The string "image" may appear in lines of the data; report how many lines contain it, with no other output.

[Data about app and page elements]
• • • • •
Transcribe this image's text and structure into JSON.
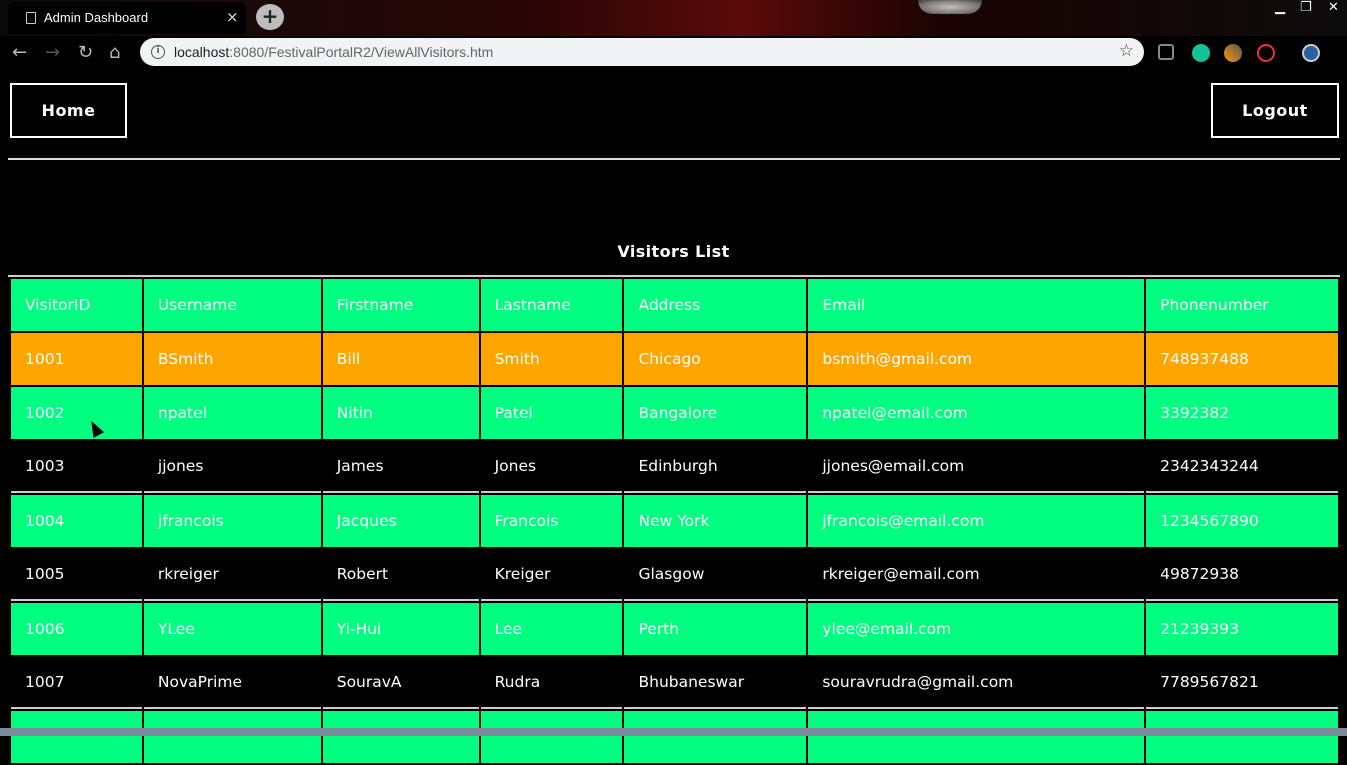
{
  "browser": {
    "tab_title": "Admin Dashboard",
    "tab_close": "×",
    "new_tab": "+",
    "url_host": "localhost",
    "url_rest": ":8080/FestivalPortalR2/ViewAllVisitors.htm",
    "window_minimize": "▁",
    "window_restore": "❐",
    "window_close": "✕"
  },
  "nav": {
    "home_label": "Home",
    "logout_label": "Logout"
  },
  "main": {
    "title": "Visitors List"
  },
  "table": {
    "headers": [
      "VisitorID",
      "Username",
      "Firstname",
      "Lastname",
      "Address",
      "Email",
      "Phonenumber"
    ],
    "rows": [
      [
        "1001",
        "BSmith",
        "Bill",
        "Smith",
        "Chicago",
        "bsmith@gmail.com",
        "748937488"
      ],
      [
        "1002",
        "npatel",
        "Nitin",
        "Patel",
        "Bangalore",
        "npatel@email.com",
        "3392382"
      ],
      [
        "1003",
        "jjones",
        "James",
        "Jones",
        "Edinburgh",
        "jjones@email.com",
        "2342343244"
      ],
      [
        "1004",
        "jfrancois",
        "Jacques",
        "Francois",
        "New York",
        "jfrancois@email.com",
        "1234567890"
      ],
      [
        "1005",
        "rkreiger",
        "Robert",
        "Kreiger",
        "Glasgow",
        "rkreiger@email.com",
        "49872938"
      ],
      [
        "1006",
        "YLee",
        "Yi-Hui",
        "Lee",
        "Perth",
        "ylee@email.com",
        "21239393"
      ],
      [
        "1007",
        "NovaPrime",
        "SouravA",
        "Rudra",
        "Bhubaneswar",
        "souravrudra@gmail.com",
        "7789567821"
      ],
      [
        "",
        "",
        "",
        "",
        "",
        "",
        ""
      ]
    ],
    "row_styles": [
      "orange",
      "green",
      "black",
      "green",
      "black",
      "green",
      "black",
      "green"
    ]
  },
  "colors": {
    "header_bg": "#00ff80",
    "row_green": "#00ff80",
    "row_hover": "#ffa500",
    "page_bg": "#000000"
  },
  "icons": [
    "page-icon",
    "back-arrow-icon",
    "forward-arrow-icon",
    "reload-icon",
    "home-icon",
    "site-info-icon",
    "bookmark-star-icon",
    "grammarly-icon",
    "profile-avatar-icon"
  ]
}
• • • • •
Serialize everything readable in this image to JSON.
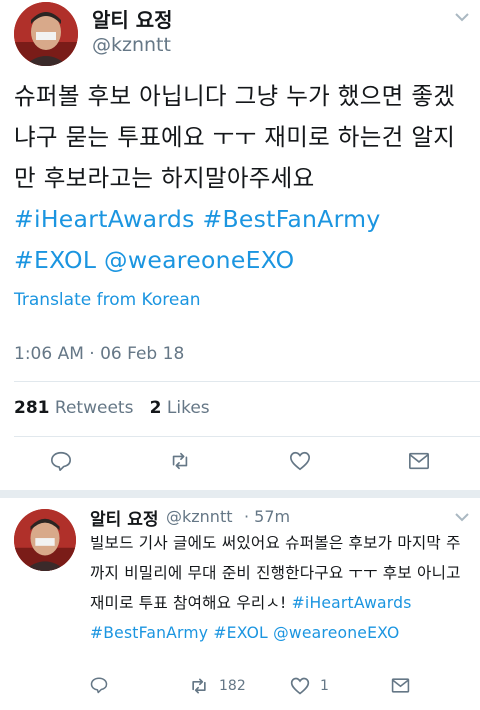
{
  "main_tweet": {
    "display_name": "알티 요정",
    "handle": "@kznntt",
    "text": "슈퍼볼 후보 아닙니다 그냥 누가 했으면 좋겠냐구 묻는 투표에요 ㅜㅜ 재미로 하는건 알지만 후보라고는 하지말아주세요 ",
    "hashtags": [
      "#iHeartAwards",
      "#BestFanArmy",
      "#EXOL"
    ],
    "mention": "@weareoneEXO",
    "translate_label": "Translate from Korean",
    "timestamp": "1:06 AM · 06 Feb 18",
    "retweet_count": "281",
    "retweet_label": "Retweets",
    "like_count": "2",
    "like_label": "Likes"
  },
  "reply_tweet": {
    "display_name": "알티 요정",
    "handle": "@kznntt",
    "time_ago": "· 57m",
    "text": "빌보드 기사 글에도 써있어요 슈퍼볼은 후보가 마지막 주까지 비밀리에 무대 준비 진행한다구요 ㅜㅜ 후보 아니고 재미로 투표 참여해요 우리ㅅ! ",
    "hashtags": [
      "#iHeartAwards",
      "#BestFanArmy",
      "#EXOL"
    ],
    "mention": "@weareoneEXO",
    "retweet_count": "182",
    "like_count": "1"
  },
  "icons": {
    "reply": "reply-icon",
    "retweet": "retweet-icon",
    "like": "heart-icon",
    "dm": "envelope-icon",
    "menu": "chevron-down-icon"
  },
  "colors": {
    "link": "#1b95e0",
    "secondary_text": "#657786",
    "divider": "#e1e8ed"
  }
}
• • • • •
WRITTEN RESPONSE | 2